[Opening DATA TO USE section]
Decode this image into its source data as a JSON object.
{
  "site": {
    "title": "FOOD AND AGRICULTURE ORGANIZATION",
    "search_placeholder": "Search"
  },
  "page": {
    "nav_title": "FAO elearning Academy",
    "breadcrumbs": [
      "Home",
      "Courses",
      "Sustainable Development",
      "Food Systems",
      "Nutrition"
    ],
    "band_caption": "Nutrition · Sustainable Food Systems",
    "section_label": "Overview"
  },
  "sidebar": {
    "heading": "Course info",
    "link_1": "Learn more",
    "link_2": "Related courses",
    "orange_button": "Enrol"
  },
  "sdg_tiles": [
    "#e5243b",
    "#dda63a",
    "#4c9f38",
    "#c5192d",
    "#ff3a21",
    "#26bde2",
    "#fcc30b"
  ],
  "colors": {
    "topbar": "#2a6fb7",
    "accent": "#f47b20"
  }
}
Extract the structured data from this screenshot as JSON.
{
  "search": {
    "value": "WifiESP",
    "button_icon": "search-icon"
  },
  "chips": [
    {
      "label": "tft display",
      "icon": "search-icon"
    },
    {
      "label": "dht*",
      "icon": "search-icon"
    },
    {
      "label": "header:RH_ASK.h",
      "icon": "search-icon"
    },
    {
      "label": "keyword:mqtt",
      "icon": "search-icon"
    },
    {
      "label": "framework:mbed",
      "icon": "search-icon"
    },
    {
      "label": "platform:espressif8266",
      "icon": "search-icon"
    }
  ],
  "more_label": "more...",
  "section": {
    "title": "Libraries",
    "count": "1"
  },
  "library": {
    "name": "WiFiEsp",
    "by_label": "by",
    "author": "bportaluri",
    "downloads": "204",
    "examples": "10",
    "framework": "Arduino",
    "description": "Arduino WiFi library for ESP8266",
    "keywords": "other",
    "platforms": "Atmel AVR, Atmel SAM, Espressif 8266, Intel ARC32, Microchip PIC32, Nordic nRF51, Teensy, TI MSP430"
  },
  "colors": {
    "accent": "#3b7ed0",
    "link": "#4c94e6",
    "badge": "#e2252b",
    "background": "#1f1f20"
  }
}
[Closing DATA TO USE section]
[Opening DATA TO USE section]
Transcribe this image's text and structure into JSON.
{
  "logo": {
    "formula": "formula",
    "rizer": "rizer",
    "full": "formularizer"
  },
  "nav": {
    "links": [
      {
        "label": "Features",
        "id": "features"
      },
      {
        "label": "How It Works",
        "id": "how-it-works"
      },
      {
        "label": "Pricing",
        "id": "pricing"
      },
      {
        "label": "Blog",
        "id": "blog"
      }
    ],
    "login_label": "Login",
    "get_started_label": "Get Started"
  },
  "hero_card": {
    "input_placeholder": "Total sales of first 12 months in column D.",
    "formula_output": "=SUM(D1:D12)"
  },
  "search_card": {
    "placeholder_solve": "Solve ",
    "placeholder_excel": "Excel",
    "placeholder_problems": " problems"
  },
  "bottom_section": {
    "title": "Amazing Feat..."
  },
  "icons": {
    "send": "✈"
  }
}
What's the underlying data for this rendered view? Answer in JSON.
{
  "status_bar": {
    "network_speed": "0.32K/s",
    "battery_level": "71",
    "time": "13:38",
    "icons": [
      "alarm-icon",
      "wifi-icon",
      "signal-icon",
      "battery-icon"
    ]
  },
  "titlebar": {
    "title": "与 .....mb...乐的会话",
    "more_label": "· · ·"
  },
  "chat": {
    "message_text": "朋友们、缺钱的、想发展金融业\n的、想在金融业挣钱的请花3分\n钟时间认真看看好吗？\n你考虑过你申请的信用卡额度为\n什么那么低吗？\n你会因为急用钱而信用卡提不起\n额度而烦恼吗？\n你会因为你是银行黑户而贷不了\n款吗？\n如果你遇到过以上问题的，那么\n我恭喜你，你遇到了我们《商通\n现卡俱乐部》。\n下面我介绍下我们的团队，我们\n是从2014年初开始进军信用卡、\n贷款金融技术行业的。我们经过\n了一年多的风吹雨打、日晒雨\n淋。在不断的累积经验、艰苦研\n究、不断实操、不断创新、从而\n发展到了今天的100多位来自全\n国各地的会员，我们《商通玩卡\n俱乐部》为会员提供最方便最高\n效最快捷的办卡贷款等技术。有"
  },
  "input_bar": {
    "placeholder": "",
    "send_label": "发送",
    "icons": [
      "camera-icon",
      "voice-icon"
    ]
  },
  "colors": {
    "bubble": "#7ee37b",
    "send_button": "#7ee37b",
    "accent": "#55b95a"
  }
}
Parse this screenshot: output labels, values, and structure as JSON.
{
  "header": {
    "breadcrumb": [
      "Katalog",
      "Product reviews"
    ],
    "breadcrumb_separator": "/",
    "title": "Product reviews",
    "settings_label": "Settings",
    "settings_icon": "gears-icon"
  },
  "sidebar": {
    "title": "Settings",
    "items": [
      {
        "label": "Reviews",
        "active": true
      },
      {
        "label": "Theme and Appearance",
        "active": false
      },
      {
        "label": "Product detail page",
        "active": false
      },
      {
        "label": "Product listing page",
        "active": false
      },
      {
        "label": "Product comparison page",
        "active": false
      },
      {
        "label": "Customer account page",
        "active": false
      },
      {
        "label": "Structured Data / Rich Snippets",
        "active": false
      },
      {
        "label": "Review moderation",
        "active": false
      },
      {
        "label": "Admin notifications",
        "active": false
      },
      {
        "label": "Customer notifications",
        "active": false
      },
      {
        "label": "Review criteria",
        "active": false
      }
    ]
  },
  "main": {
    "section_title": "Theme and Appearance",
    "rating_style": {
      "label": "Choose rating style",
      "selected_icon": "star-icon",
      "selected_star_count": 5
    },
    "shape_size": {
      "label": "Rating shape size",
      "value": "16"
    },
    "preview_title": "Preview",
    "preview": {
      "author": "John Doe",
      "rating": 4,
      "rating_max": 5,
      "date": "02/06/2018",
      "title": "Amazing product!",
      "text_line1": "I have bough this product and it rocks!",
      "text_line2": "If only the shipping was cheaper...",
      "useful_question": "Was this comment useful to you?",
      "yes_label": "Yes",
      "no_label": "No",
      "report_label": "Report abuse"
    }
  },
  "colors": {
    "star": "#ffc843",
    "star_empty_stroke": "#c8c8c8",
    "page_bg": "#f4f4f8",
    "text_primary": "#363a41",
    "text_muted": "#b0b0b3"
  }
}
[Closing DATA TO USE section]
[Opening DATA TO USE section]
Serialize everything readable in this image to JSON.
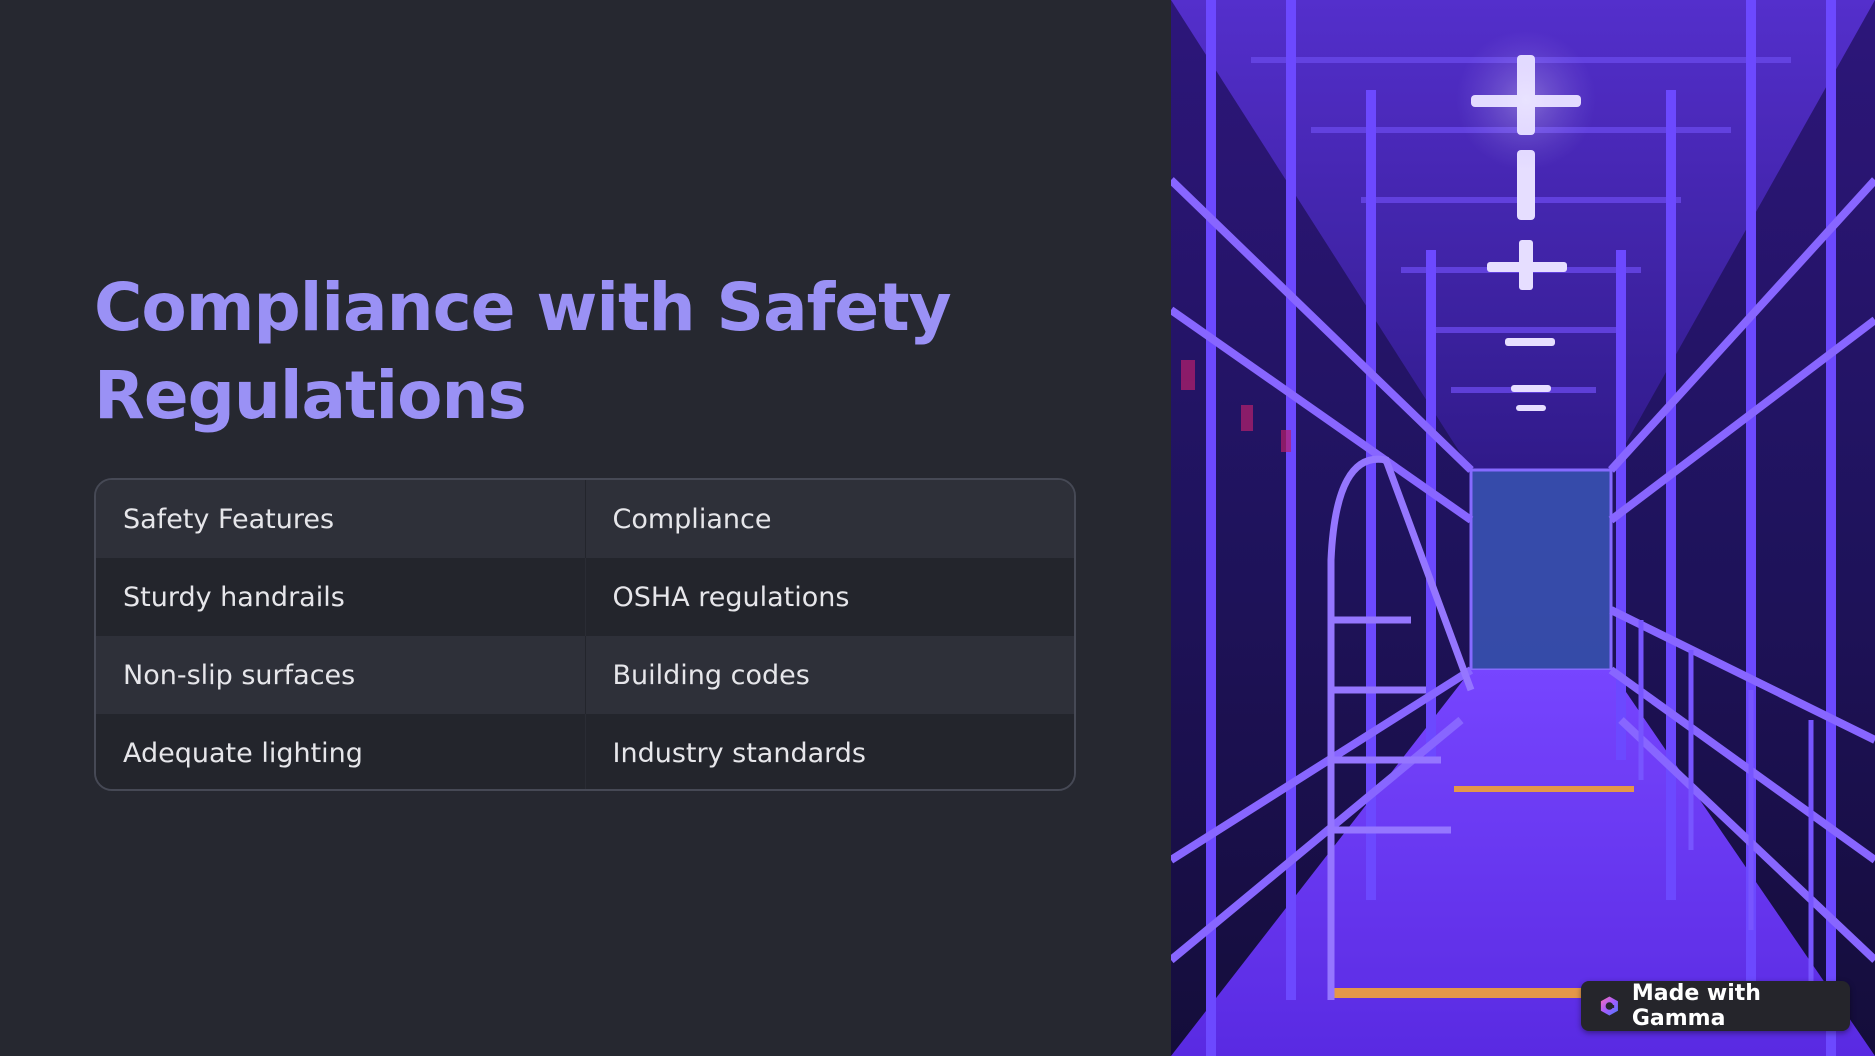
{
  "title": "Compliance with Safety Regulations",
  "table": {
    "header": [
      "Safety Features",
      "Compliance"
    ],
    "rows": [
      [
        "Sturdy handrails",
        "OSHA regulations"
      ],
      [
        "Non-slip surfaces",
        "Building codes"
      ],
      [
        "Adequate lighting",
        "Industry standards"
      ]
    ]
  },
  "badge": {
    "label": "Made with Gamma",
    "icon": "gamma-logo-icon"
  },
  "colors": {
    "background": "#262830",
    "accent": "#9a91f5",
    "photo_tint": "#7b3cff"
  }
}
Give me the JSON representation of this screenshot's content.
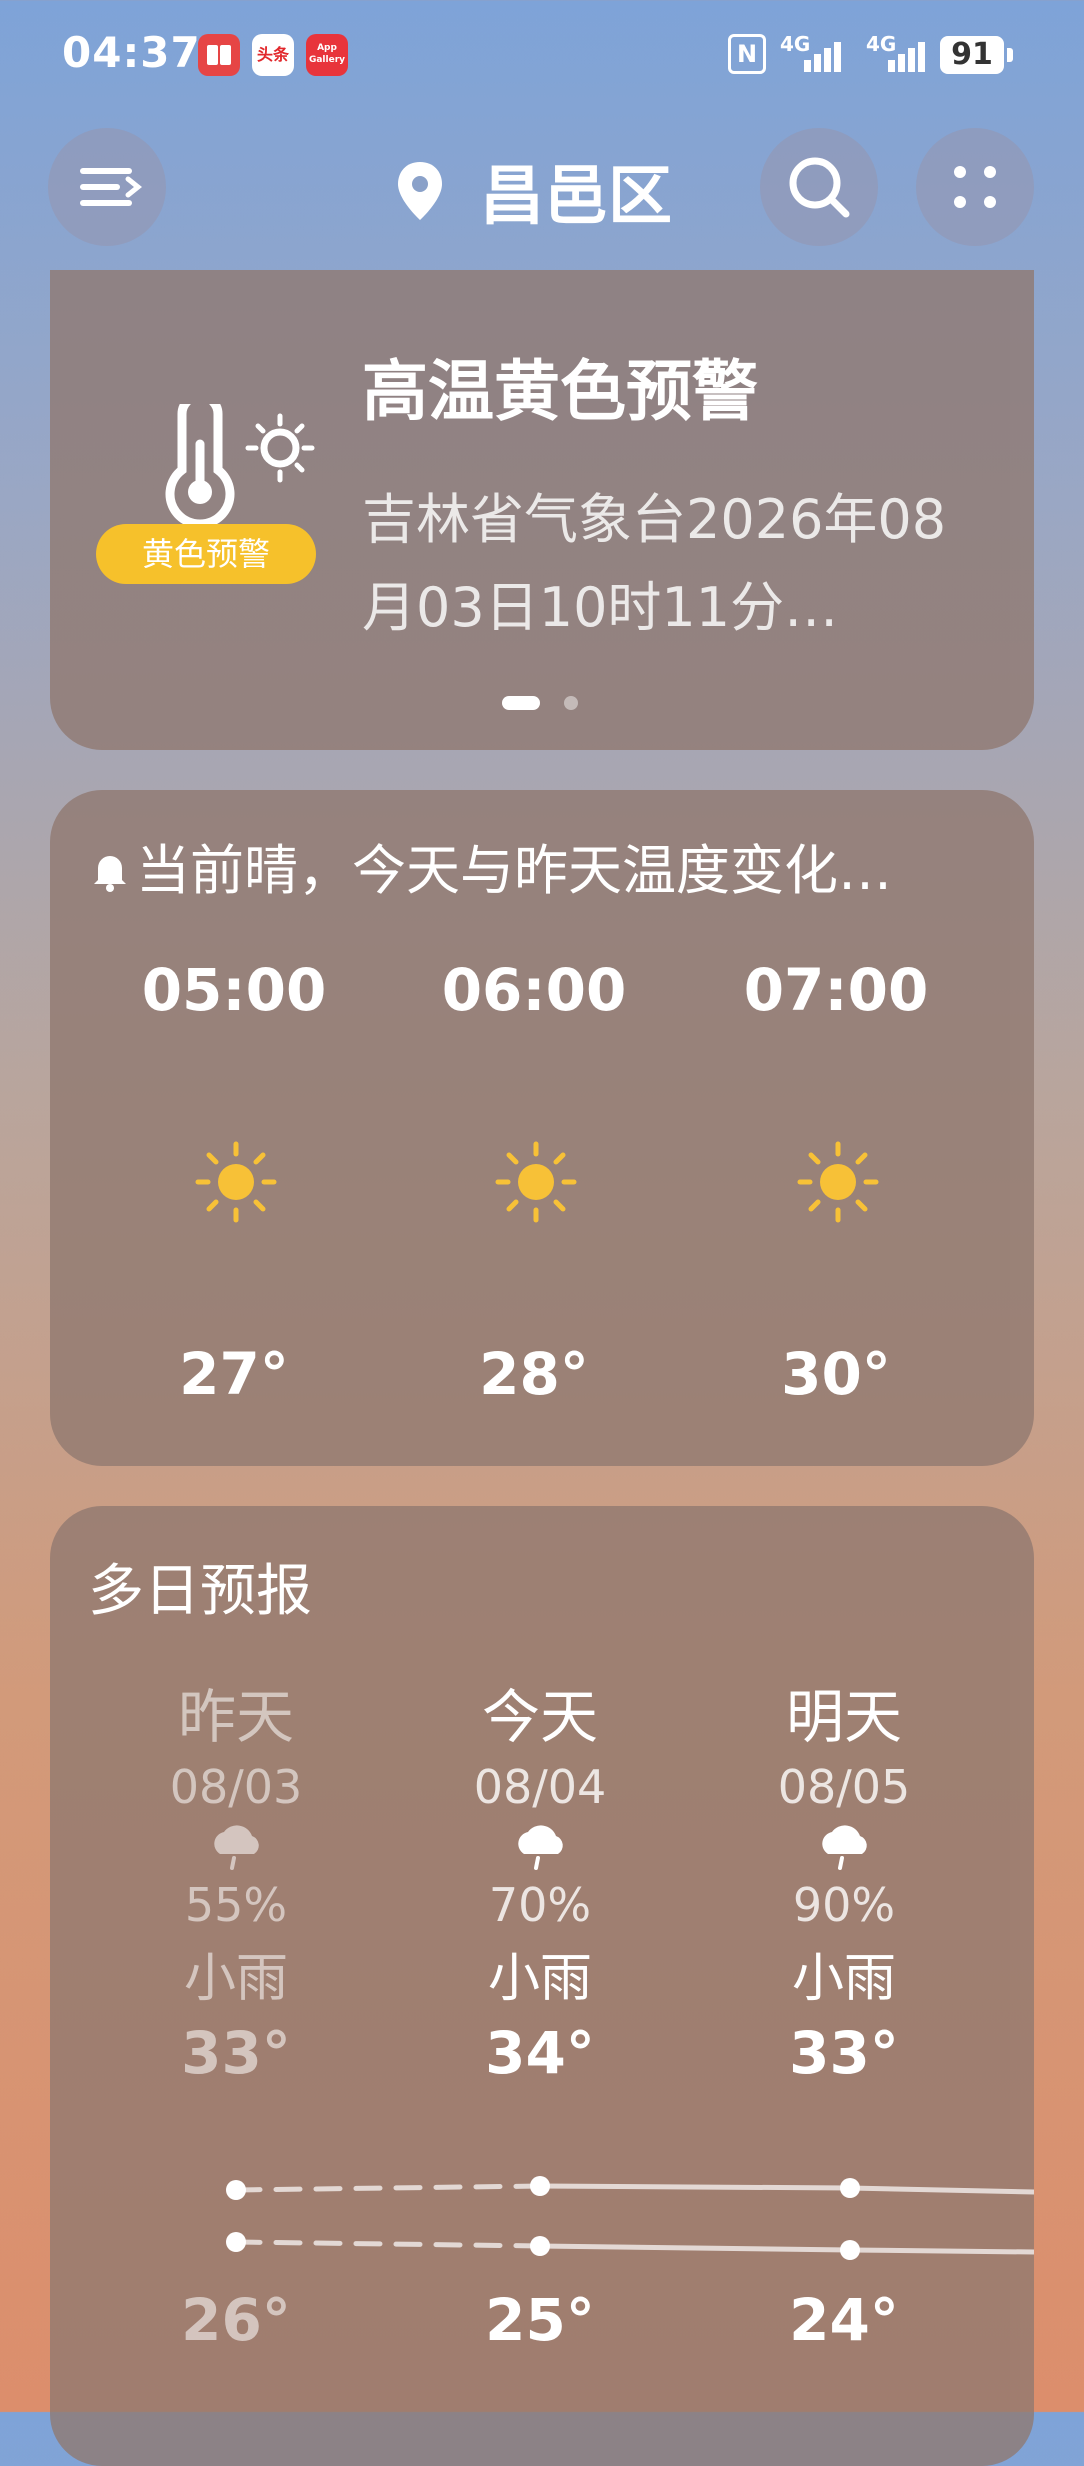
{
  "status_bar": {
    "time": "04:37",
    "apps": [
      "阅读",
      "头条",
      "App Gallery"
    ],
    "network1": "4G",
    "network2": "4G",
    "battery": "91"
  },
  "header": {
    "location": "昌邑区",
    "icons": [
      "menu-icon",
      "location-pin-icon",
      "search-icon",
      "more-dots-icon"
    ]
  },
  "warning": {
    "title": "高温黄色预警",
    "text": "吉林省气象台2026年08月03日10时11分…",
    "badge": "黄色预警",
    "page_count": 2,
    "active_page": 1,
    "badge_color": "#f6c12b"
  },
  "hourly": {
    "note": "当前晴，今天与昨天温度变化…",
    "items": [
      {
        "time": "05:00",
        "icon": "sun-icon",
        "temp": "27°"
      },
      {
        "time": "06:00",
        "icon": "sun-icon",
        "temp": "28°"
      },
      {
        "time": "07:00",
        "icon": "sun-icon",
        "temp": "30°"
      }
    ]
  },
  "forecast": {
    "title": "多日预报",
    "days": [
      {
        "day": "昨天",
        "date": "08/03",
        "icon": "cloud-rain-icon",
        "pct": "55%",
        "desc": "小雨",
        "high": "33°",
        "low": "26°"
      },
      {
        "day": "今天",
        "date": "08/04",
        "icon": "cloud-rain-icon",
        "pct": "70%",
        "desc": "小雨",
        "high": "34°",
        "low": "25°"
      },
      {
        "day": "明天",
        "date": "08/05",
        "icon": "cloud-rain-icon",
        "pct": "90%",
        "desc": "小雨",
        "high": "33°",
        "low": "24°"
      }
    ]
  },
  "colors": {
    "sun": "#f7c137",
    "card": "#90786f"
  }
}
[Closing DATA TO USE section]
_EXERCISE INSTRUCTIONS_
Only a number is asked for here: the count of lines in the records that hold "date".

_TASK RESPONSE_
4